▸ **Data supplied**:
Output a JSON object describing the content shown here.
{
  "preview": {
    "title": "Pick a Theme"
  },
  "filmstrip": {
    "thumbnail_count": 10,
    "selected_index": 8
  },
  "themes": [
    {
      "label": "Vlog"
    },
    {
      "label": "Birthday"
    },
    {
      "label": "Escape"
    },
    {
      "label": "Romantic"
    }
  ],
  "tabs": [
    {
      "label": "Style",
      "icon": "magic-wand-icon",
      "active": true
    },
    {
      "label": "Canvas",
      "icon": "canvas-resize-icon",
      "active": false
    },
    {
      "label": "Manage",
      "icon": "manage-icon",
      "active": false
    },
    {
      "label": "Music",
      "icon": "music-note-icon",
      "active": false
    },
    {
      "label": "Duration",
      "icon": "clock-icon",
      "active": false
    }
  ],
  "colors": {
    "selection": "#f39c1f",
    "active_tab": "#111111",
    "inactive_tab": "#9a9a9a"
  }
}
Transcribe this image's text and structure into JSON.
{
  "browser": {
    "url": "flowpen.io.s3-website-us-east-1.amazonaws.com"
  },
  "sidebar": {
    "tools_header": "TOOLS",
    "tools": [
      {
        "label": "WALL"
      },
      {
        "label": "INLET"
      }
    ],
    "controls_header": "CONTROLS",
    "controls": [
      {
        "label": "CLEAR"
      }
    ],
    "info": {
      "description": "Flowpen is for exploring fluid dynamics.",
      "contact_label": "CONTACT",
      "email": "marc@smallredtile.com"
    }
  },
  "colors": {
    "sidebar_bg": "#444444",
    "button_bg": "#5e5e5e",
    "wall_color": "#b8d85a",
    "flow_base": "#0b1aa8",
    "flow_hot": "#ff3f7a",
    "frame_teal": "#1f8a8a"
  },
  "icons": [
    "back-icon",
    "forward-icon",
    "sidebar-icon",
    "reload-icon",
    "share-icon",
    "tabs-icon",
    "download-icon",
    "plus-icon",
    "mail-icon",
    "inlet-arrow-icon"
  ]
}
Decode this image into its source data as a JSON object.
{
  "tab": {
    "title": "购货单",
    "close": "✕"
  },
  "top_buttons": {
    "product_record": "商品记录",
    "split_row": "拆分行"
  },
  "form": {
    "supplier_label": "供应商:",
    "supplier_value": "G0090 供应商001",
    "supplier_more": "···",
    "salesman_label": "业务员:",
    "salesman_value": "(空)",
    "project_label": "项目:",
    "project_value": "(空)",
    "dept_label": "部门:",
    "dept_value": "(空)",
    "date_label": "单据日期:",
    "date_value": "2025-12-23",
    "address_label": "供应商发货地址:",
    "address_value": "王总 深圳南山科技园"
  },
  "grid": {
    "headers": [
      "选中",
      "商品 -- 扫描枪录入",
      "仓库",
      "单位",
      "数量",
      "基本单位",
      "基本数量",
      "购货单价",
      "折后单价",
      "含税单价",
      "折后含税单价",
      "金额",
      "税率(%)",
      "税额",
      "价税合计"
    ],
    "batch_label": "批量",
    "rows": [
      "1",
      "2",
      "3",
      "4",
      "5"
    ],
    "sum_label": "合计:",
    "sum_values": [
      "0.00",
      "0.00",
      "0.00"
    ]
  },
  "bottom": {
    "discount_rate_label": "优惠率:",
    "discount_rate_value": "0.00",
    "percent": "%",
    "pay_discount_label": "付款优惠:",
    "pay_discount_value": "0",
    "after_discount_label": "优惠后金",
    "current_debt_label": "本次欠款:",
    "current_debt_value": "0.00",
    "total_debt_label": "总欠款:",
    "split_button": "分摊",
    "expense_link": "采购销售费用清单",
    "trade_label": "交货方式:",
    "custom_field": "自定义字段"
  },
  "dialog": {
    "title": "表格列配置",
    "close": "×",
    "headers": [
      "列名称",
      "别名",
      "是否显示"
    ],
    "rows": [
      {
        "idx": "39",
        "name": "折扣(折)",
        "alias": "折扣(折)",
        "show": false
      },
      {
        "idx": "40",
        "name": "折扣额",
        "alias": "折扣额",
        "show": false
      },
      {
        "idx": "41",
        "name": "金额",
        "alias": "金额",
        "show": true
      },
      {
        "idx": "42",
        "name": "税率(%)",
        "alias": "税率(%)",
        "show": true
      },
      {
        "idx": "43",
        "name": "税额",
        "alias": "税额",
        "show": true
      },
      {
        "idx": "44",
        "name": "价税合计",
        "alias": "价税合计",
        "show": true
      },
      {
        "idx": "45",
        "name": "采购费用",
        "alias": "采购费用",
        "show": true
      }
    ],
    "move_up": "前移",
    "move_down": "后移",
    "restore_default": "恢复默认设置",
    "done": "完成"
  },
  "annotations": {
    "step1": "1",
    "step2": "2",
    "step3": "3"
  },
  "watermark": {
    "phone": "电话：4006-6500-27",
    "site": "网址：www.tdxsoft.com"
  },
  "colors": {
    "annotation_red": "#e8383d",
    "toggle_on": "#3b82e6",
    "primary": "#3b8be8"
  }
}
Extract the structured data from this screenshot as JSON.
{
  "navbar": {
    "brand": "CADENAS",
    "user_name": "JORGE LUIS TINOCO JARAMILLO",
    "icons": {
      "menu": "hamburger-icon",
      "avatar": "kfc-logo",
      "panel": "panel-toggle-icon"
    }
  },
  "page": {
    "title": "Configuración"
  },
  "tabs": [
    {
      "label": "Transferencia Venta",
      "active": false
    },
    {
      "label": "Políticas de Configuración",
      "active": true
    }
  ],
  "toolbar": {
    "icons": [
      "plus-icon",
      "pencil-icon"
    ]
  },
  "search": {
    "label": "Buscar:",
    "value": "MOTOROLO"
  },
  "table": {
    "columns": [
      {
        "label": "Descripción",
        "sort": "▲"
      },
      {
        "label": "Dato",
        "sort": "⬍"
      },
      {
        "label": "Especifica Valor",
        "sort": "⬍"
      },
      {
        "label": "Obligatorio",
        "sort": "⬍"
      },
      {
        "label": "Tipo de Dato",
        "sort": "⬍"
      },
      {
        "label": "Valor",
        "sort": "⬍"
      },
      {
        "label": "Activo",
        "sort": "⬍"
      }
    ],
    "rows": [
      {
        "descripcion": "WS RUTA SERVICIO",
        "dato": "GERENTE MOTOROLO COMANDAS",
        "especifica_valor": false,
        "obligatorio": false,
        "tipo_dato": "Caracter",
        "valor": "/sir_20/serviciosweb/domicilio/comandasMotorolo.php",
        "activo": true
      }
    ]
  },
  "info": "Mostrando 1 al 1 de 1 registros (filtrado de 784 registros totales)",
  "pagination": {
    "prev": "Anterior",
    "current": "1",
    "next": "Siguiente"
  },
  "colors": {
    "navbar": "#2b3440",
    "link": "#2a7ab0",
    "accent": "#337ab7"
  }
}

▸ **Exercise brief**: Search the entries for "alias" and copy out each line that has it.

▸ **Response**:
        "alias": "折扣(折)",
        "alias": "折扣额",
        "alias": "金额",
        "alias": "税率(%)",
        "alias": "税额",
        "alias": "价税合计",
        "alias": "采购费用",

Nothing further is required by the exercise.